Directions for this task
Report how many lines in the data include "Party", with the number as the only reply.

Raw data Start Marker

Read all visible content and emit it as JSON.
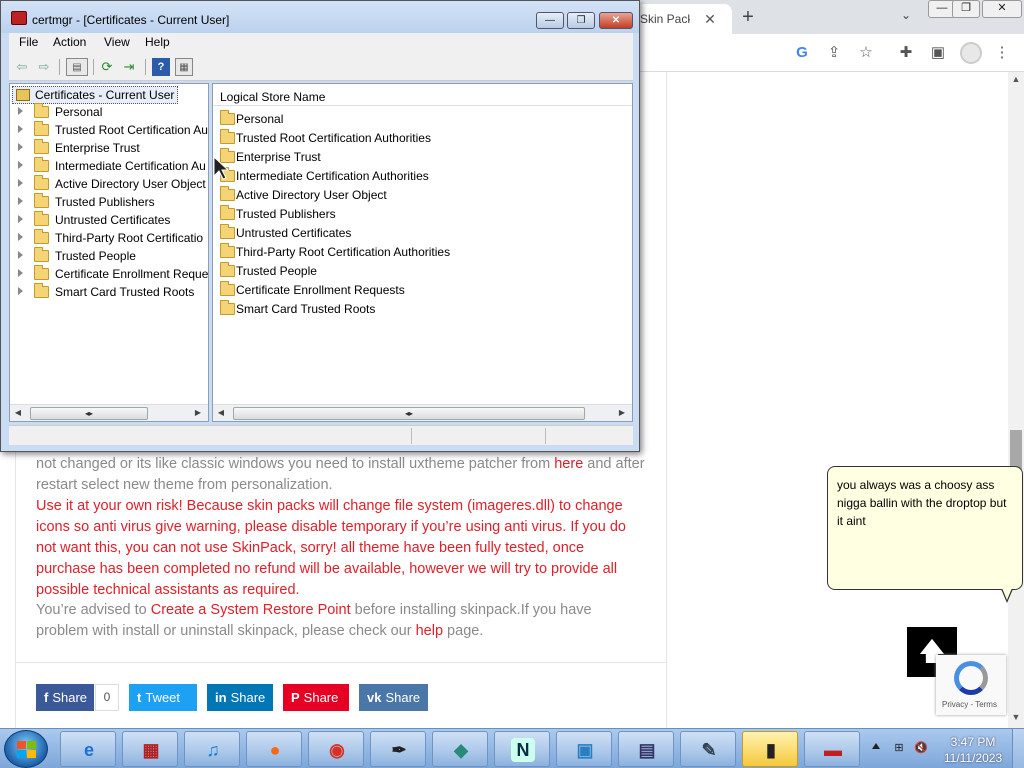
{
  "browser": {
    "tab_title": "Skin Pack f",
    "tab_close": "✕",
    "new_tab": "+",
    "tab_search": "⌄",
    "window_buttons": [
      "—",
      "❐",
      "✕"
    ],
    "toolbar_icons": [
      "G",
      "⇪",
      "☆",
      "✚",
      "▣",
      "⋮"
    ],
    "scroll_up": "▲",
    "scroll_down": "▼"
  },
  "article": {
    "line_intro_1": "not changed or its like classic windows you need to install uxtheme patcher from ",
    "line_intro_link": "here",
    "line_intro_2": " and after restart select new theme from personalization.",
    "warning": "Use it at your own risk! Because skin packs will change file system (imageres.dll) to change icons so anti virus give warning, please disable temporary if you’re using anti virus. If you do not want this, you can not use SkinPack, sorry! all theme have been fully tested, once purchase has been completed no refund will be available, however we will try to provide all possible technical assistants as required.",
    "advice_1": "You’re advised to ",
    "advice_link": "Create a System Restore Point",
    "advice_2": " before installing skinpack.If you have problem with install or uninstall skinpack, please check our ",
    "advice_help": "help",
    "advice_3": " page."
  },
  "share": {
    "facebook_icon": "f",
    "facebook": "Share",
    "facebook_count": "0",
    "twitter_icon": "t",
    "twitter": "Tweet",
    "linkedin_icon": "in",
    "linkedin": "Share",
    "pinterest_icon": "P",
    "pinterest": "Share",
    "vk_icon": "vk",
    "vk": "Share",
    "colors": {
      "facebook": "#3b5998",
      "twitter": "#1da1f2",
      "linkedin": "#0077b5",
      "pinterest": "#e60023",
      "vk": "#4a76a8"
    }
  },
  "back_to_top": "🡅",
  "recaptcha": {
    "links": "Privacy - Terms"
  },
  "balloon": {
    "text": "you always was a choosy ass nigga ballin with the droptop but it aint"
  },
  "certmgr": {
    "title": "certmgr - [Certificates - Current User]",
    "buttons": {
      "minimize": "—",
      "maximize": "❐",
      "close": "✕"
    },
    "menu": [
      "File",
      "Action",
      "View",
      "Help"
    ],
    "toolbar_icons": [
      "back-arrow",
      "forward-arrow",
      "console-tree",
      "refresh",
      "export-list",
      "help",
      "properties"
    ],
    "tree_root": "Certificates - Current User",
    "tree_items": [
      "Personal",
      "Trusted Root Certification Au",
      "Enterprise Trust",
      "Intermediate Certification Au",
      "Active Directory User Object",
      "Trusted Publishers",
      "Untrusted Certificates",
      "Third-Party Root Certificatio",
      "Trusted People",
      "Certificate Enrollment Reques",
      "Smart Card Trusted Roots"
    ],
    "list_header": "Logical Store Name",
    "list_items": [
      "Personal",
      "Trusted Root Certification Authorities",
      "Enterprise Trust",
      "Intermediate Certification Authorities",
      "Active Directory User Object",
      "Trusted Publishers",
      "Untrusted Certificates",
      "Third-Party Root Certification Authorities",
      "Trusted People",
      "Certificate Enrollment Requests",
      "Smart Card Trusted Roots"
    ],
    "scroll_left": "◀",
    "scroll_right": "▶",
    "scroll_grip": "◂▸"
  },
  "taskbar": {
    "apps": [
      {
        "name": "internet-explorer",
        "glyph": "e",
        "color": "#1e6fd9",
        "bg": "transparent"
      },
      {
        "name": "store",
        "glyph": "▦",
        "color": "#b32020",
        "bg": "transparent"
      },
      {
        "name": "itunes",
        "glyph": "♫",
        "color": "#1a7fd4",
        "bg": "transparent"
      },
      {
        "name": "firefox",
        "glyph": "●",
        "color": "#f56a10",
        "bg": "transparent"
      },
      {
        "name": "chrome",
        "glyph": "◉",
        "color": "#d93025",
        "bg": "transparent"
      },
      {
        "name": "paint-tool",
        "glyph": "✒",
        "color": "#222",
        "bg": "transparent"
      },
      {
        "name": "cubes",
        "glyph": "◆",
        "color": "#2a8a7a",
        "bg": "transparent"
      },
      {
        "name": "netscape",
        "glyph": "N",
        "color": "#0a2a4a",
        "bg": "#cfe"
      },
      {
        "name": "photo-viewer",
        "glyph": "▣",
        "color": "#2a7fc1",
        "bg": "transparent"
      },
      {
        "name": "system-tool",
        "glyph": "▤",
        "color": "#336",
        "bg": "transparent"
      },
      {
        "name": "notepad",
        "glyph": "✎",
        "color": "#345",
        "bg": "transparent"
      },
      {
        "name": "card-reader",
        "glyph": "▮",
        "color": "#222",
        "bg": "transparent"
      },
      {
        "name": "toolbox",
        "glyph": "▬",
        "color": "#c02020",
        "bg": "transparent"
      }
    ],
    "tray_icons": [
      "⊞",
      "🔇"
    ],
    "time": "3:47 PM",
    "date": "11/11/2023"
  }
}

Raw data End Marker

Answer
2